Extracted entries section start

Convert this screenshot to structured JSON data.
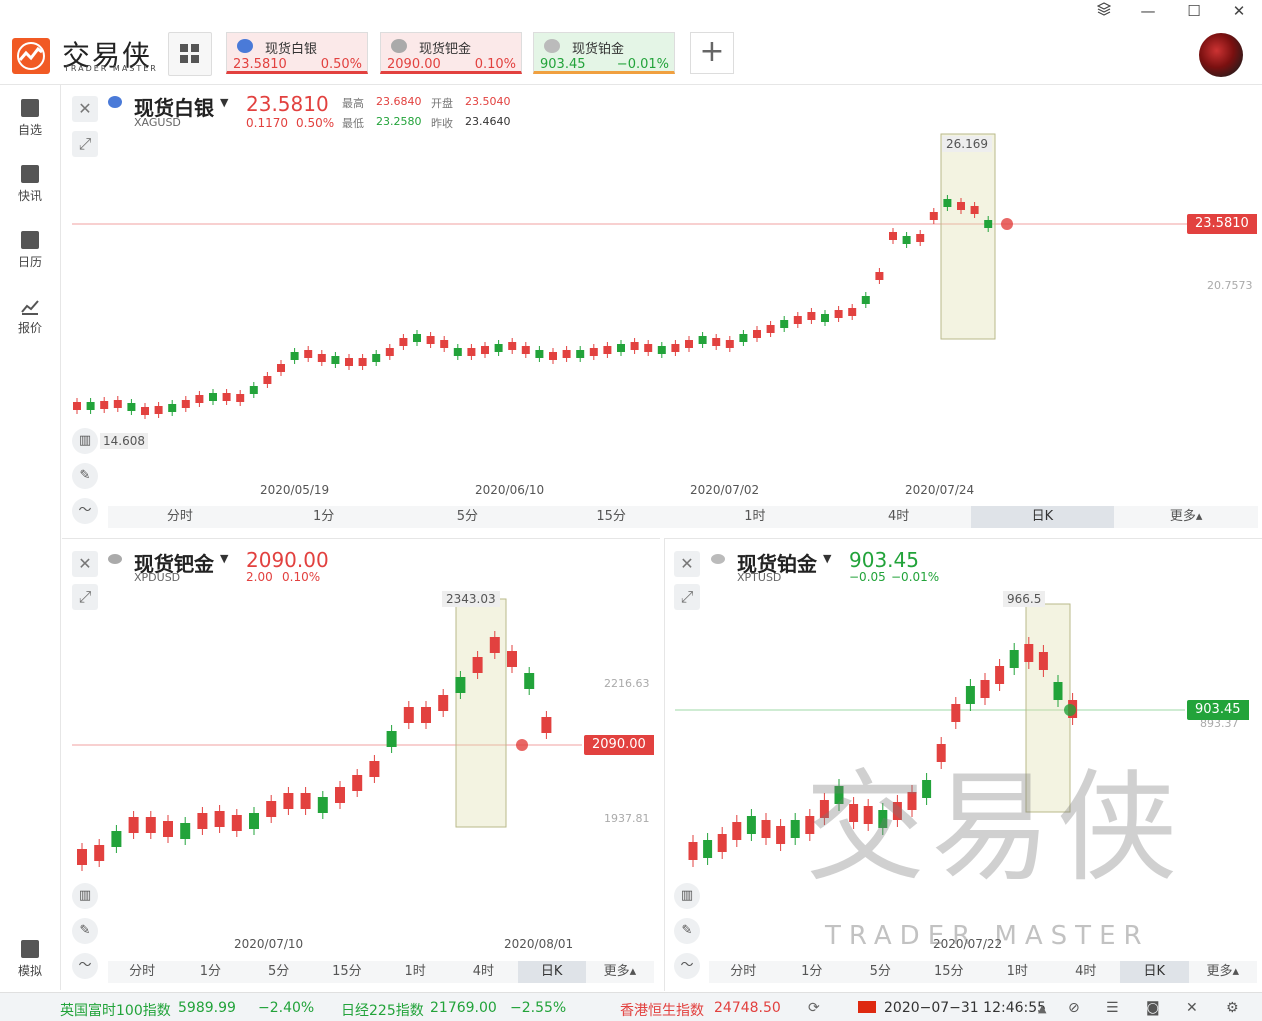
{
  "app": {
    "logo_text": "交易侠",
    "logo_sub": "TRADER MASTER",
    "watermark_text": "交易侠",
    "watermark_sub": "TRADER MASTER"
  },
  "window_controls": {
    "layers_icon": "layers-icon",
    "min": "—",
    "max": "☐",
    "close": "✕"
  },
  "tabs": [
    {
      "name": "现货白银",
      "price": "23.5810",
      "change": "0.50%",
      "color": "#e2413f",
      "bg": "#fbe9e9",
      "icon_color": "#4a7ad8"
    },
    {
      "name": "现货钯金",
      "price": "2090.00",
      "change": "0.10%",
      "color": "#e2413f",
      "bg": "#fbe9e9",
      "icon_color": "#aaaaaa"
    },
    {
      "name": "现货铂金",
      "price": "903.45",
      "change": "−0.01%",
      "color": "#22a33a",
      "bg": "#e4f5e6",
      "icon_color": "#bbbbbb"
    }
  ],
  "add_tab": "+",
  "sidebar": {
    "items": [
      {
        "label": "自选",
        "icon": "bookmark-add-icon"
      },
      {
        "label": "快讯",
        "icon": "news-icon"
      },
      {
        "label": "日历",
        "icon": "calendar-icon"
      },
      {
        "label": "报价",
        "icon": "chart-line-icon"
      }
    ],
    "bottom": {
      "label": "模拟",
      "icon": "wallet-icon"
    }
  },
  "silver": {
    "name": "现货白银",
    "symbol": "XAGUSD",
    "price": "23.5810",
    "change": "0.1170",
    "change_pct": "0.50%",
    "high_label": "最高",
    "high": "23.6840",
    "open_label": "开盘",
    "open": "23.5040",
    "low_label": "最低",
    "low": "23.2580",
    "prev_label": "昨收",
    "prev": "23.4640",
    "max_label": "26.169",
    "min_label": "14.608",
    "axis_label": "20.7573",
    "price_tag": "23.5810",
    "dates": [
      "2020/05/19",
      "2020/06/10",
      "2020/07/02",
      "2020/07/24"
    ],
    "timeframes": [
      "分时",
      "1分",
      "5分",
      "15分",
      "1时",
      "4时",
      "日K",
      "更多▴"
    ],
    "active_tf": "日K"
  },
  "palladium": {
    "name": "现货钯金",
    "symbol": "XPDUSD",
    "price": "2090.00",
    "change": "2.00",
    "change_pct": "0.10%",
    "max_label": "2343.03",
    "axis_labels": [
      "2216.63",
      "1937.81"
    ],
    "price_tag": "2090.00",
    "dates": [
      "2020/07/10",
      "2020/08/01"
    ],
    "timeframes": [
      "分时",
      "1分",
      "5分",
      "15分",
      "1时",
      "4时",
      "日K",
      "更多▴"
    ],
    "active_tf": "日K"
  },
  "platinum": {
    "name": "现货铂金",
    "symbol": "XPTUSD",
    "price": "903.45",
    "change": "−0.05",
    "change_pct": "−0.01%",
    "max_label": "966.5",
    "axis_label": "893.37",
    "price_tag": "903.45",
    "dates": [
      "2020/07/22"
    ],
    "timeframes": [
      "分时",
      "1分",
      "5分",
      "15分",
      "1时",
      "4时",
      "日K",
      "更多▴"
    ],
    "active_tf": "日K"
  },
  "statusbar": {
    "ftse_name": "英国富时100指数",
    "ftse_val": "5989.99",
    "ftse_chg": "−2.40%",
    "nikkei_name": "日经225指数",
    "nikkei_val": "21769.00",
    "nikkei_chg": "−2.55%",
    "hsi_name": "香港恒生指数",
    "hsi_val": "24748.50",
    "datetime": "2020−07−31 12:46:55"
  }
}
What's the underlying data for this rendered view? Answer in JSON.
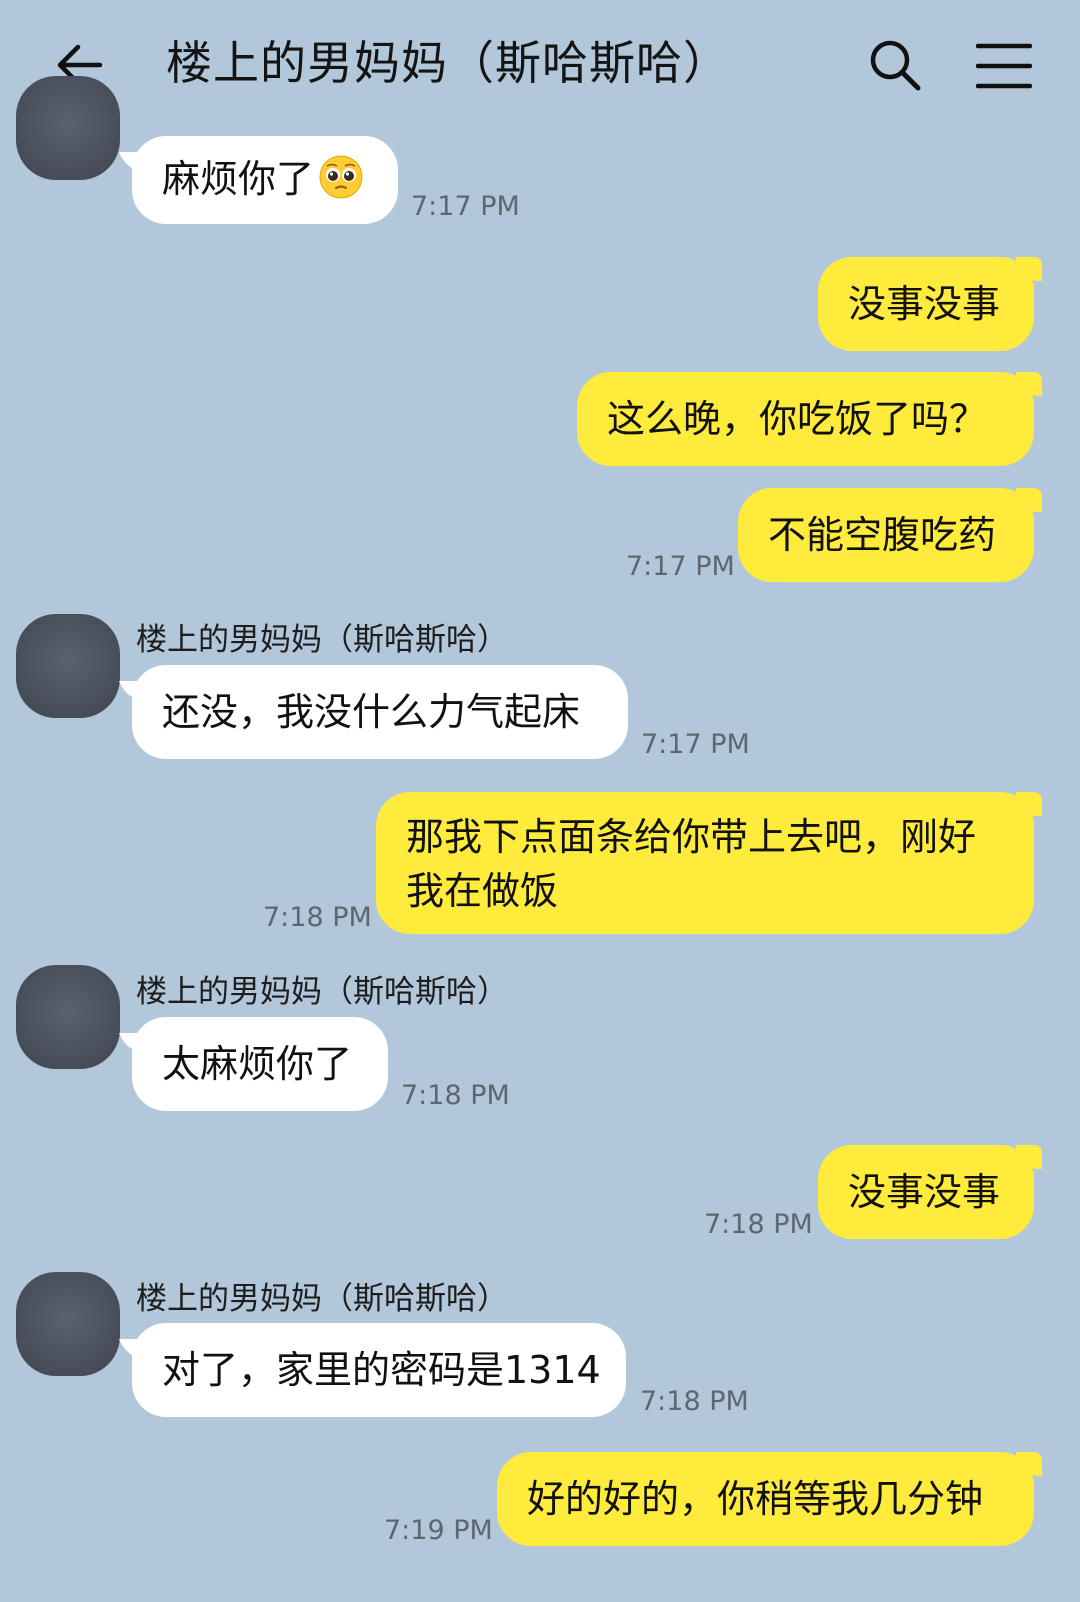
{
  "header": {
    "title": "楼上的男妈妈（斯哈斯哈）"
  },
  "contact_name": "楼上的男妈妈（斯哈斯哈）",
  "messages": [
    {
      "dir": "in",
      "text": "麻烦你了",
      "time": "7:17 PM",
      "emoji": "pleading-face-icon"
    },
    {
      "dir": "out",
      "text": "没事没事"
    },
    {
      "dir": "out",
      "text": "这么晚，你吃饭了吗？"
    },
    {
      "dir": "out",
      "text": "不能空腹吃药",
      "time": "7:17 PM"
    },
    {
      "dir": "in",
      "text": "还没，我没什么力气起床",
      "time": "7:17 PM"
    },
    {
      "dir": "out",
      "line1": "那我下点面条给你带上去吧，刚好",
      "line2": "我在做饭",
      "time": "7:18 PM"
    },
    {
      "dir": "in",
      "text": "太麻烦你了",
      "time": "7:18 PM"
    },
    {
      "dir": "out",
      "text": "没事没事",
      "time": "7:18 PM"
    },
    {
      "dir": "in",
      "text": "对了，家里的密码是1314",
      "time": "7:18 PM"
    },
    {
      "dir": "out",
      "text": "好的好的，你稍等我几分钟",
      "time": "7:19 PM"
    }
  ],
  "colors": {
    "background": "#b2c7da",
    "outgoing_bubble": "#ffeb3b",
    "incoming_bubble": "#ffffff",
    "avatar": "#4a505c",
    "timestamp": "#5e6670"
  }
}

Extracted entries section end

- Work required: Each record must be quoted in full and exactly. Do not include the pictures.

- Expected output:
Convert this screenshot to structured JSON data.
{
  "app": {
    "logo_text": "交易侠",
    "logo_sub": "TRADER MASTER",
    "watermark_text": "交易侠",
    "watermark_sub": "TRADER MASTER"
  },
  "window_controls": {
    "layers_icon": "layers-icon",
    "min": "—",
    "max": "☐",
    "close": "✕"
  },
  "tabs": [
    {
      "name": "现货白银",
      "price": "23.5810",
      "change": "0.50%",
      "color": "#e2413f",
      "bg": "#fbe9e9",
      "icon_color": "#4a7ad8"
    },
    {
      "name": "现货钯金",
      "price": "2090.00",
      "change": "0.10%",
      "color": "#e2413f",
      "bg": "#fbe9e9",
      "icon_color": "#aaaaaa"
    },
    {
      "name": "现货铂金",
      "price": "903.45",
      "change": "−0.01%",
      "color": "#22a33a",
      "bg": "#e4f5e6",
      "icon_color": "#bbbbbb"
    }
  ],
  "add_tab": "+",
  "sidebar": {
    "items": [
      {
        "label": "自选",
        "icon": "bookmark-add-icon"
      },
      {
        "label": "快讯",
        "icon": "news-icon"
      },
      {
        "label": "日历",
        "icon": "calendar-icon"
      },
      {
        "label": "报价",
        "icon": "chart-line-icon"
      }
    ],
    "bottom": {
      "label": "模拟",
      "icon": "wallet-icon"
    }
  },
  "silver": {
    "name": "现货白银",
    "symbol": "XAGUSD",
    "price": "23.5810",
    "change": "0.1170",
    "change_pct": "0.50%",
    "high_label": "最高",
    "high": "23.6840",
    "open_label": "开盘",
    "open": "23.5040",
    "low_label": "最低",
    "low": "23.2580",
    "prev_label": "昨收",
    "prev": "23.4640",
    "max_label": "26.169",
    "min_label": "14.608",
    "axis_label": "20.7573",
    "price_tag": "23.5810",
    "dates": [
      "2020/05/19",
      "2020/06/10",
      "2020/07/02",
      "2020/07/24"
    ],
    "timeframes": [
      "分时",
      "1分",
      "5分",
      "15分",
      "1时",
      "4时",
      "日K",
      "更多▴"
    ],
    "active_tf": "日K"
  },
  "palladium": {
    "name": "现货钯金",
    "symbol": "XPDUSD",
    "price": "2090.00",
    "change": "2.00",
    "change_pct": "0.10%",
    "max_label": "2343.03",
    "axis_labels": [
      "2216.63",
      "1937.81"
    ],
    "price_tag": "2090.00",
    "dates": [
      "2020/07/10",
      "2020/08/01"
    ],
    "timeframes": [
      "分时",
      "1分",
      "5分",
      "15分",
      "1时",
      "4时",
      "日K",
      "更多▴"
    ],
    "active_tf": "日K"
  },
  "platinum": {
    "name": "现货铂金",
    "symbol": "XPTUSD",
    "price": "903.45",
    "change": "−0.05",
    "change_pct": "−0.01%",
    "max_label": "966.5",
    "axis_label": "893.37",
    "price_tag": "903.45",
    "dates": [
      "2020/07/22"
    ],
    "timeframes": [
      "分时",
      "1分",
      "5分",
      "15分",
      "1时",
      "4时",
      "日K",
      "更多▴"
    ],
    "active_tf": "日K"
  },
  "statusbar": {
    "ftse_name": "英国富时100指数",
    "ftse_val": "5989.99",
    "ftse_chg": "−2.40%",
    "nikkei_name": "日经225指数",
    "nikkei_val": "21769.00",
    "nikkei_chg": "−2.55%",
    "hsi_name": "香港恒生指数",
    "hsi_val": "24748.50",
    "datetime": "2020−07−31 12:46:55"
  }
}
What's the underlying data for this rendered view? Answer in JSON.
{
  "header": {
    "title": "楼上的男妈妈（斯哈斯哈）"
  },
  "contact_name": "楼上的男妈妈（斯哈斯哈）",
  "messages": [
    {
      "dir": "in",
      "text": "麻烦你了",
      "time": "7:17 PM",
      "emoji": "pleading-face-icon"
    },
    {
      "dir": "out",
      "text": "没事没事"
    },
    {
      "dir": "out",
      "text": "这么晚，你吃饭了吗？"
    },
    {
      "dir": "out",
      "text": "不能空腹吃药",
      "time": "7:17 PM"
    },
    {
      "dir": "in",
      "text": "还没，我没什么力气起床",
      "time": "7:17 PM"
    },
    {
      "dir": "out",
      "line1": "那我下点面条给你带上去吧，刚好",
      "line2": "我在做饭",
      "time": "7:18 PM"
    },
    {
      "dir": "in",
      "text": "太麻烦你了",
      "time": "7:18 PM"
    },
    {
      "dir": "out",
      "text": "没事没事",
      "time": "7:18 PM"
    },
    {
      "dir": "in",
      "text": "对了，家里的密码是1314",
      "time": "7:18 PM"
    },
    {
      "dir": "out",
      "text": "好的好的，你稍等我几分钟",
      "time": "7:19 PM"
    }
  ],
  "colors": {
    "background": "#b2c7da",
    "outgoing_bubble": "#ffeb3b",
    "incoming_bubble": "#ffffff",
    "avatar": "#4a505c",
    "timestamp": "#5e6670"
  }
}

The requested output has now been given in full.